Weekly Educational and Entertaining Live Internet Broadcast.
Join Justin and Chris every Thursday night at 7:00 PM EST at www.AF.TV/96 for a one hour study hall. You will be able to ask your questions via our live interactive chat and they will respond on air.
Safety Tips from our NSB Staff
As we enter the summer season, bird strikes become more of an issue for general aviation. The first bird strike was recorded by the Wright brothers in 1905. Arguably, the most famous bird strike occurred on January 15, 2009, causing Captain Sully Sullenberger to ditch US Airways flight 1549 in the Hudson River. In 2012 over 10,000 bird strikes were reported by general aviation pilots.
You have already decided that walking on this planet isn't enough. You want to rise above the earth and "...dance the skies on laughter silvered wings." Well, there is a little planning to do now. If you prepare yourself before you start shopping around for instructors and flight schools you will have better chance of finding the school that is perfect for you.
To provide women with support and assistance to advance their training in the aviation profession through instructing. This scholarship is applicable only toward the Certified Instructor ratings (CFIA - CFII).
For more information on the Judith Resnik Memorial Scholarship please click HERE.
Aircraft Maintenance Tips with Rick Farmer
iPads and Compass Deviation

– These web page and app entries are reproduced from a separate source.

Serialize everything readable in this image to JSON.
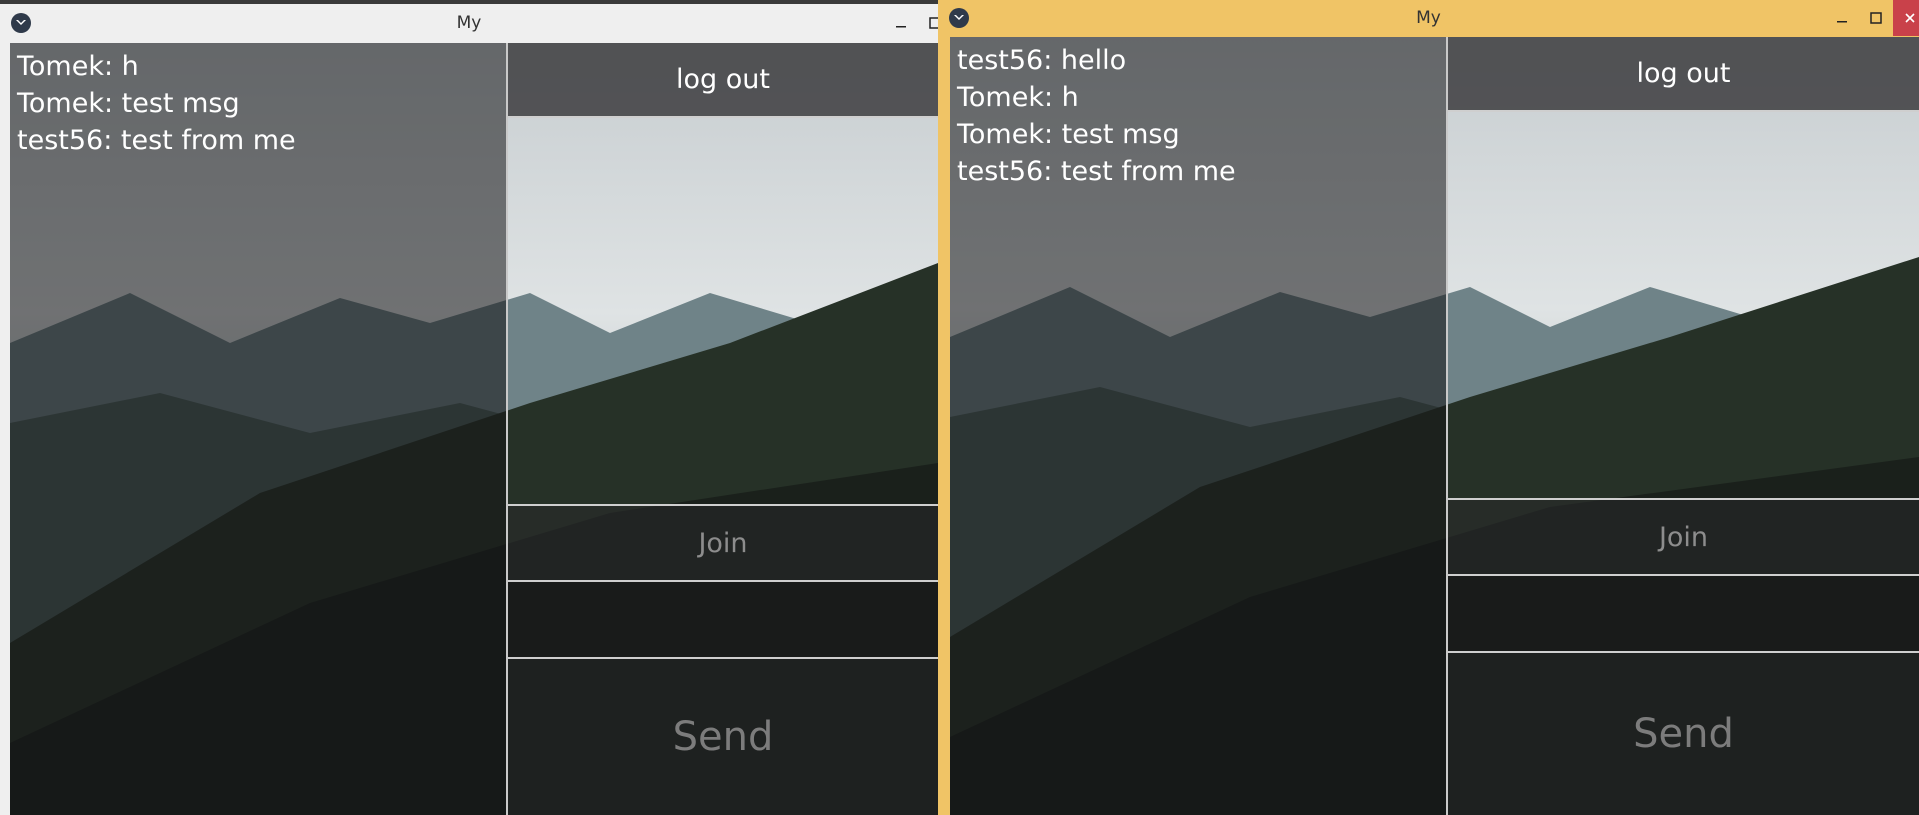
{
  "windows": [
    {
      "title": "My",
      "messages": [
        "Tomek: h",
        "Tomek: test msg",
        "test56: test from me"
      ],
      "logout_label": "log out",
      "join_label": "Join",
      "message_input": {
        "value": "",
        "placeholder": ""
      },
      "send_label": "Send"
    },
    {
      "title": "My",
      "messages": [
        "test56: hello",
        "Tomek: h",
        "Tomek: test msg",
        "test56: test from me"
      ],
      "logout_label": "log out",
      "join_label": "Join",
      "message_input": {
        "value": "",
        "placeholder": ""
      },
      "send_label": "Send"
    }
  ],
  "colors": {
    "active_title_bar": "#f0c466",
    "inactive_title_bar": "#efefef",
    "close_button": "#c9414a",
    "divider": "#cfcfcf"
  },
  "icons": {
    "app": "kivy-logo-icon",
    "minimize": "minimize-icon",
    "maximize": "maximize-icon",
    "close": "close-icon"
  }
}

Magnetic compass deviation is a phenomenon that occurs when the electrical field created by the electronic equipment in the aircraft disturbs the magnetic compass, causing it to deviate away from magnetic north. To correct this magnetic influence, two adjustable compensating magnets are mounted on the compass and are set to minimize this deviation by a mechanic. A compass card is then installed so the pilot can determine how many degrees of deviation to expect during flight.